I prefer vibratory tumblers to rolling tumblers because they’re quieter and work more quickly. Plus, they are less likely to distort the shape of the beads. When my beloved Vibratech tumbler (no longer made) gave out earlier this year, I researched vibratory tumblers and liked what I read about the Raytech brand. You can read more about Raytech tumblers here.
As you probably know, vibratory tumblers can be expensive, but Raytech makes a hobby-sized model that won’t break the bank. I chose the Raytech TV-5 Complete Vibratory Tumbler Kit from erocktumbling.com because they had the best price and it comes with a spare bowl and bolt.

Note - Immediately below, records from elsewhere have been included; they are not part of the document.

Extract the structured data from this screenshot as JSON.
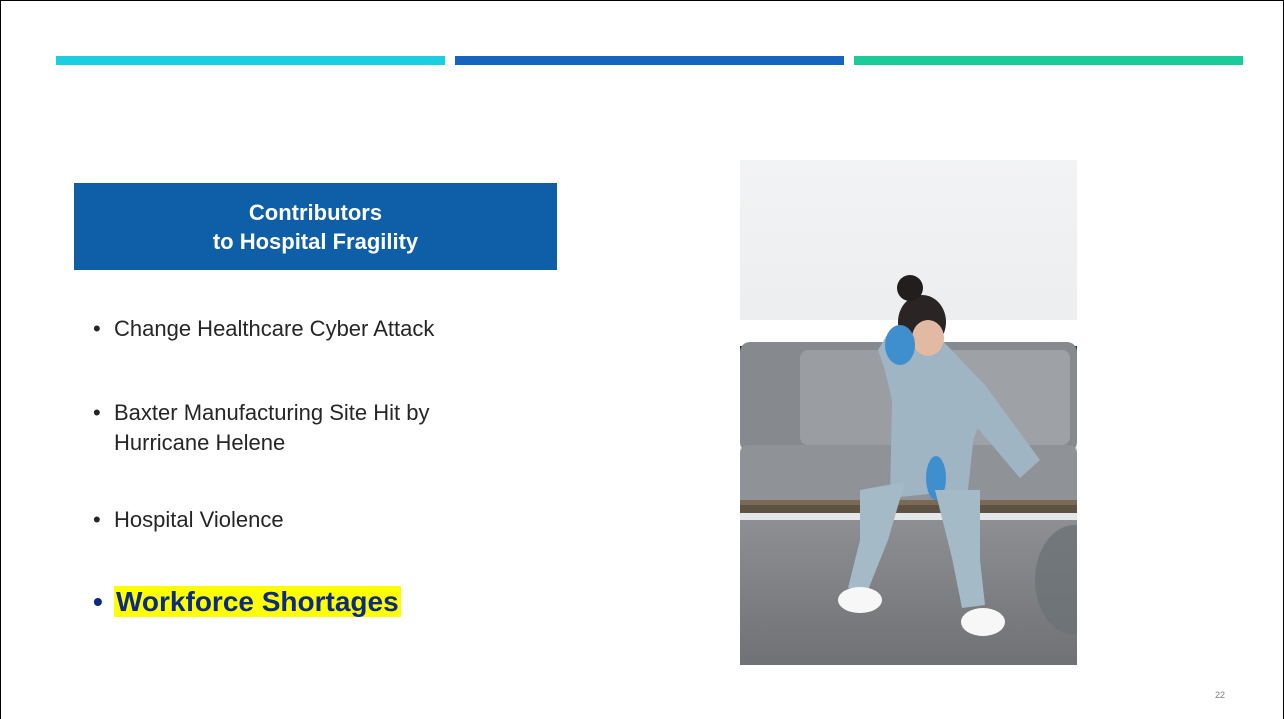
{
  "slide": {
    "title_line1": "Contributors",
    "title_line2": "to Hospital Fragility",
    "bullet_marker": "•",
    "bullets": [
      {
        "lines": [
          "Change Healthcare Cyber Attack"
        ]
      },
      {
        "lines": [
          "Baxter Manufacturing Site Hit by",
          "Hurricane Helene"
        ]
      },
      {
        "lines": [
          "Hospital Violence"
        ]
      },
      {
        "lines": [
          "Workforce Shortages"
        ]
      }
    ],
    "page_number": "22"
  },
  "colors": {
    "accent_cyan": "#1ccfe0",
    "accent_blue": "#1565c0",
    "accent_green": "#19cc9a",
    "title_bg": "#0e5ea8",
    "highlight": "#ffff00",
    "highlight_text": "#0a2a84"
  }
}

I tumble my baked beads with Bon Ami cleanser and water. I got the idea from a post on Glass Attic. I don’t just finish my beads this way; this is the only sanding they get. Of course, if you have a real bumpy bead, you probably need to whip out the sandpaper, but I’ve found that the Bon Ami tumbling method works on hand-formed beads, extruded beads, beads made with bead rollers and it puts a nice finish on most shapes, including disc and lentil, and carved faux beads. I always drill after I tumble.
I wait until I have a bowlful of beads and I put them in the container (which looks like a bunt pan) with about half a can of the cleanser. I pour in enough water to make a slip-like substance that coats the beads. What smooths the beads is the abrasive action of the Bon Ami and the beads vibrating (rolling actually) into one another. If you have too much water, there’s not enough abrasive action. Too little water, and the beads become embedded in cleanser muck and won’t move.
The Raytech TV-5 is low tech. You turn it on and off by plugging and unplugging it. I sit mine on a cement floor in the basement. It has a clear plastic top that screws on with a rubber and metal bolt. It’s important to screw the bolt on tightly for two reasons: First, the tighter it is, the quieter the tumbler runs. Secondly, the water will evaporate more slowly allowing you to leave the tumbler on for 12-24 hours at a stretch.
I check my beads every 12 hours or so, unplugging the tumbler first, taking out a bead, rinsing all the cleanser off, feeling the surface and noting the shape. If I decide to continue tumbling, I might add water if the bowl contents are too dry or a bit more cleanser if the bowl contents are too wet.
Whether the beads get another tumble depends on how smooth they are. There is no exact recipe; each batch is different and things like bead shape and humidity (which affects how fast the water will evaporate) influence the process. You have to experiment and see what works for you.
When the beads are as smooth as I like, I dump the contents of the bowl into a dishpan filled with water and dislodge as much of the cleanser as I can. Then I put the beads in a big mesh strainer and rinse off more cleanser. I put them back in the bowl (which I have cleaned) and tumble them for a day in water and a few drops of dishwashing liquid. The cleanser will get into small cracks (usually in faux beads) and this process removes most of it. Sometimes I finish cleaning any cracks with a toothbrush, but I’m not obsessive about it. This is supposed to be a work saving technique after all.
It is very important to dry the beads and get as much of the white haze off of them as you reasonably can before buffing. I buff the beads with a high-speed buffer and a muslin wheel. The result is the nice shiny finish.
The left picture shows an experiment: untumbled baked beads (front) and other shapes made from the same clay that were tumbled and polished on a high-speed buffer. The beads on the right were tumbled and buffed.
Why use Bon Ami instead of tumbling grit? You can pour your waste water down the drain for one thing. And the grit is made for stones. The Bon Ami might take longer, but you won’t have to check as often and you are less likely to ruin your beads. If you have any doubts about the capability of Bon Ami cleanser and water to remove baked clay from beads, look at the picture below. The two beads were identical and the one on the right spent a few days in the tumbler.